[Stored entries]
━━━━━━
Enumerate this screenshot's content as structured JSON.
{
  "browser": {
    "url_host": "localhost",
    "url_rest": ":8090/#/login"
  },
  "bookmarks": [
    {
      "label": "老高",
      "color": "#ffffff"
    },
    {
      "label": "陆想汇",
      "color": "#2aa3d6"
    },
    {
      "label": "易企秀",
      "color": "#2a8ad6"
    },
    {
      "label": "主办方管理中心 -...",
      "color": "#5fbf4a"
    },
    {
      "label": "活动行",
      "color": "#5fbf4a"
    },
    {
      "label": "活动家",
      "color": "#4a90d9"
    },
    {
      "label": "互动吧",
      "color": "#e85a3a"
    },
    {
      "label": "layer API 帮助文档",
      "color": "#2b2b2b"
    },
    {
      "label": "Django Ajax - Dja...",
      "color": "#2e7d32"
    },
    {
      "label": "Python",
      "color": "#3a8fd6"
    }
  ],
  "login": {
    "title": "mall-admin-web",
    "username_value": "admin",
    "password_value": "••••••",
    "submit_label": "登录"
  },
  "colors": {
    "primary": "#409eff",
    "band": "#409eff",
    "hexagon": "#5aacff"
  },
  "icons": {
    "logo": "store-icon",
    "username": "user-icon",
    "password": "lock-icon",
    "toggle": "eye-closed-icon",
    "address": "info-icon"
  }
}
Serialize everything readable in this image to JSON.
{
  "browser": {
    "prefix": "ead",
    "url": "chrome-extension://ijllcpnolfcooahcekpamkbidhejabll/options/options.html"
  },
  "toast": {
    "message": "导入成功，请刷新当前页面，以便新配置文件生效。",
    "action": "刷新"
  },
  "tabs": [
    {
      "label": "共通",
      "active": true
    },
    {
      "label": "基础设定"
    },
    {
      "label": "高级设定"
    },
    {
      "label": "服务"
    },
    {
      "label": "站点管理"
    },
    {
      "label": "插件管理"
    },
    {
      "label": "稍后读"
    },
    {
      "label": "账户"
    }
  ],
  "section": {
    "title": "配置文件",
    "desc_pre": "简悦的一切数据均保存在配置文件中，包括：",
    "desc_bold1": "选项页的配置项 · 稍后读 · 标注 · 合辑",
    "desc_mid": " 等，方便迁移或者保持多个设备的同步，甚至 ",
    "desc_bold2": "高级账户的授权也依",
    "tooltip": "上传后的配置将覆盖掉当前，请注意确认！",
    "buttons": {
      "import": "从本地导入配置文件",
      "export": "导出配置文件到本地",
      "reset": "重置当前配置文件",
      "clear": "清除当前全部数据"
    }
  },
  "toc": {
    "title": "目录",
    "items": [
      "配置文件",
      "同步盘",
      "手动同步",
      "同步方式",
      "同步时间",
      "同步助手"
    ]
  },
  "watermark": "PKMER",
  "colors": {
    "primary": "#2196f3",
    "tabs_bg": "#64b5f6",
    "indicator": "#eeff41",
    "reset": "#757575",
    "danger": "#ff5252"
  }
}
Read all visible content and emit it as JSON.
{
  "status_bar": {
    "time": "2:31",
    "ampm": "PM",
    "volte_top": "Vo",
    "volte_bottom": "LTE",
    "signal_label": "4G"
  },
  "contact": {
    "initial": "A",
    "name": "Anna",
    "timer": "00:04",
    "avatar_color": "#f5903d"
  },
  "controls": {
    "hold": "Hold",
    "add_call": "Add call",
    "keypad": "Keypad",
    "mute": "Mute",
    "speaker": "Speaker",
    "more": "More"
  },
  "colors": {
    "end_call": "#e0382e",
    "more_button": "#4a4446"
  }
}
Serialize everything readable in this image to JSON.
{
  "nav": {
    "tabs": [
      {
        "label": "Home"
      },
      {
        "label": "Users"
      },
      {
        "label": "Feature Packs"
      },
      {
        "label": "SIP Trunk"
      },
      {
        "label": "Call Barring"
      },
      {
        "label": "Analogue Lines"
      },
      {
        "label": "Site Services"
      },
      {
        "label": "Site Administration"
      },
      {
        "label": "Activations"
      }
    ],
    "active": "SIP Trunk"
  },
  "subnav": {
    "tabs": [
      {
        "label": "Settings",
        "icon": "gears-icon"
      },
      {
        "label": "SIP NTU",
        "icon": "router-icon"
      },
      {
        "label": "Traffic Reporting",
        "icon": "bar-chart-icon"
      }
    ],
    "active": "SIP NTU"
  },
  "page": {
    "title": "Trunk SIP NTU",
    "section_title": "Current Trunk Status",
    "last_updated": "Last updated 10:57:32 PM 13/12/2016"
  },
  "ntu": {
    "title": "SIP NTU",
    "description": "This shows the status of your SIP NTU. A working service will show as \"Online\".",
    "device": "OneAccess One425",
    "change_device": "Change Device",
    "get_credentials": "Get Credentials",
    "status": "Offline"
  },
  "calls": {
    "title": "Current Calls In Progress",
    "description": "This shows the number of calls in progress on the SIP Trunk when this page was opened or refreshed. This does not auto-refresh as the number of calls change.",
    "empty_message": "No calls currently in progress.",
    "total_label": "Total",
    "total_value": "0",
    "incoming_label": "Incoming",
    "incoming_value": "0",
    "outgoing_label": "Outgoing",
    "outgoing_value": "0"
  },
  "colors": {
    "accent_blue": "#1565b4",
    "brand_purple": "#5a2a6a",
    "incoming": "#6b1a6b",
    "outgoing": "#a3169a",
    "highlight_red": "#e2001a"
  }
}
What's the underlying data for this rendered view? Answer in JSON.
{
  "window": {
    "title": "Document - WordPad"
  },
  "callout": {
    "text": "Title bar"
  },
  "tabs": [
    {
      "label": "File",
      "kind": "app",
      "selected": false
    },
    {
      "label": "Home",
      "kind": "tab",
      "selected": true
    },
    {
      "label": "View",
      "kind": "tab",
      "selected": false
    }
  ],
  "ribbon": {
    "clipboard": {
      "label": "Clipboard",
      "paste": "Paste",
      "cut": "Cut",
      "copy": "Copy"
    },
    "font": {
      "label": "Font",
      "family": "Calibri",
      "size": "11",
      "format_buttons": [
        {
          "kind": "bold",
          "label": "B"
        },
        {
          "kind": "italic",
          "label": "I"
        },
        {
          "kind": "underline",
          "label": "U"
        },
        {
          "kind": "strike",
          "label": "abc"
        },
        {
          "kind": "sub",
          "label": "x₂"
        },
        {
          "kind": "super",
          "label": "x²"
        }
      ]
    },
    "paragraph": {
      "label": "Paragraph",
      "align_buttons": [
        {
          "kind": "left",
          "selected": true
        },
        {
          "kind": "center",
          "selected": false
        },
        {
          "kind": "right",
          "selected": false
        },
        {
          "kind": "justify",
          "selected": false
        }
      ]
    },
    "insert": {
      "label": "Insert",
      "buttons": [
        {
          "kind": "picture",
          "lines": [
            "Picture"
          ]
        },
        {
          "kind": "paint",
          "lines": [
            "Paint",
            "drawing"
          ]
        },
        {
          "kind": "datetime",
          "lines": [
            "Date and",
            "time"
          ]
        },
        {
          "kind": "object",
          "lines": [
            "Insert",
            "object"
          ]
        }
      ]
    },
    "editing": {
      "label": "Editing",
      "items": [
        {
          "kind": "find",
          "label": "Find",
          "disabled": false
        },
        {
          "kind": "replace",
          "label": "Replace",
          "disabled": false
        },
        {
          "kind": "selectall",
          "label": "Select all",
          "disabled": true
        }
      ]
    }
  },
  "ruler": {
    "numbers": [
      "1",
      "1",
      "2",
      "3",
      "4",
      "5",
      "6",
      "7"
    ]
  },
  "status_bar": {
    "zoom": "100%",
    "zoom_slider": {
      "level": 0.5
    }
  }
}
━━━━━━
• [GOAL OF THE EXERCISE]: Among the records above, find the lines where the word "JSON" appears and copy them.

• [SOLUTION]:
Enumerate this screenshot's content as structured JSON.
Serialize everything readable in this image to JSON.
Read all visible content and emit it as JSON.
Serialize everything readable in this image to JSON.
What's the underlying data for this rendered view? Answer in JSON.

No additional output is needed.